Since the coronavirus pandemic started in March 2020, big tech trading has really helped investors as lower interest rates, massive liquidity investments, and investments in digital transformation companies like Microsoft MSFT,
to new highs.
While there is little evidence that demand for technology will fade anytime soon, the recent sell-off in technology stocks shows that investors are turning to more stable value strategies.
With interest rates almost certain to rise in the US Federal Reserve’s efforts to cool off blistering inflation, I believe some names have the potential to serve as both value and Growth for investors.
These companies listed below represent a mix of stability, innovation and ROI while trading at significantly reduced ratios against the forward gains. And while the uptrend certainly won’t be as high as some of the big tech stars, these higher-rated companies offer a balance that can weather troubled markets while returning dividend income to shareholders.
Here are six companies to consider:
Technology is not a word that comes to mind when mentioning Honeywell HON,
but it should be. As the linchpin for software for industrial head start, the 116-year-old company has now generated more than $ 1 billion in sales with these products. Honeywell is well positioned to take advantage of the exponential growth in data being created outside of the data center.
I recently had the opportunity to meet with CEO Darius Adamczyk. With stock trading in the middle of a 52-week range, the company’s dividend yield of 1.81% makes it an attractive game despite recent Credit Suisse and Bank of America downgrades. The company represents a strong mix of value, rotation, and technology that should better weather the turbulence of growth stocks.
Hewlett Packard Enterprise
Three years ago, Hewlett Packard Enterprise launched HPE,
CEO Antonio Neri was aggressively committed to aligning the company with Everything-as-a-Service, taking over the entire portfolio, and making it more consumption-driven for its corporate customers.
That means it effectively becomes an on-premises cloud for nearly 75% of IT workloads that aren’t on AWS, Azure, or other public clouds.
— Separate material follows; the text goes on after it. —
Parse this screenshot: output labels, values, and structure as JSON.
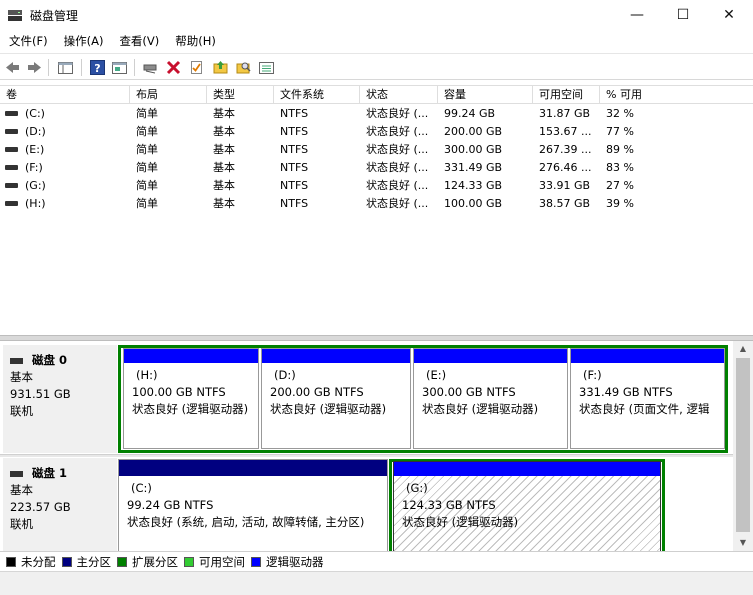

The company saw sales growth, albeit only 3%, for fiscal 2021, but order growth was 16%. Additionally, the company’s GreenLake Private Cloud as a Service revenue increased 36% to nearly $ 800 million, with order growth for total as-a-Service revenue increasing more than 100%. HPE traded fewer than seven times after 12 months (TTM) and was largely written off by investors despite its advances under Neri. At around $ 16 per share, the company has a dividend yield of roughly 2.8% and provides value investors with income while they wait for its share price to appreciate.
had a tremendous year in 2021 that returned over 39% for investors. The company is as stable as it gets. With over 70% of its revenue from predictable streams and a rapidly growing cloud business exceeding $ 10 billion per year, there’s a lot to like about Oracle. While some growth stocks are likely to experience earnings compression in the coming year, Oracle is hovering on the line between value and growth, and with a forward price / profit of around 18, the price is still tame compared to almost all high growth names. Oracle raised its dividend last year, offering investors 1.48% at current price.
and its huge portfolio of enterprise technology offers a nice mix of growth, value and return for investors who see long-term trends like hybrid work, cybersecurity and 5G as sustainable growth areas but are looking for a less volatile place to invest. Cisco’s growth has spiked over the past few quarters, and its stock price recently climbed to over 60.
However, with the P / E ratio for 2022 being below the actual 2021 fiscal year, there seems to be some runway for growth. And with its diverse mix of products touching so many key areas, it makes it a safer game for higher growth names to see a retreat. Cisco offers investors a current return of just under 2.5%.
Maybe a less visible name than others in this group, I think Juniper JNPR,
offers an interesting opportunity for investors. The company has vigorously implemented artificial intelligence into its portfolio of network and security solutions and has also seen significant diversification of its core customer base of telecommunications and service providers as it added large enterprise and cloud customers.
Last quarter, six of Juniper’s top 10 customers were cloud and cloud company revenue grew 20%. Software and annual recurring revenue (ARR) growth also deserve attention, as the company saw 67% growth in software revenue and 34% growth in ARR. Juniper’s dividend yield is 2.34%.
Under CEO Arvind Krishna, IBM IBM,
has focused its focus on key growth areas such as cloud and artificial intelligence, as well as some of its slowest growing segments, as evidenced by the recent Kyndryl spin-off.
Since the rotation of investors from certain technology and growth stocks began in November, IBM’s share price has risen more than 10%, which is a big step for Big Blue. With one of the highest dividends – 4.87% – on the Dow Jones Industrial Average, the stock is still trading at around 12 times projected earnings for 2022. IBM’s turnaround is still in its infancy, but I like its more focused approach, and its low rating makes it an attractive game for value investors looking to stay close to the technology.
Daniel Newman is the lead analyst at Futurum Research, which conducts or has provided research, analysis, advice and / or advice to Honeywell, Hewlett Packard Enterprise, Oracle and others mentioned in this column, as well as dozens of other companies. Neither he nor his company have any stakes in these companies. Follow him on Twitter@danielnewmanUV.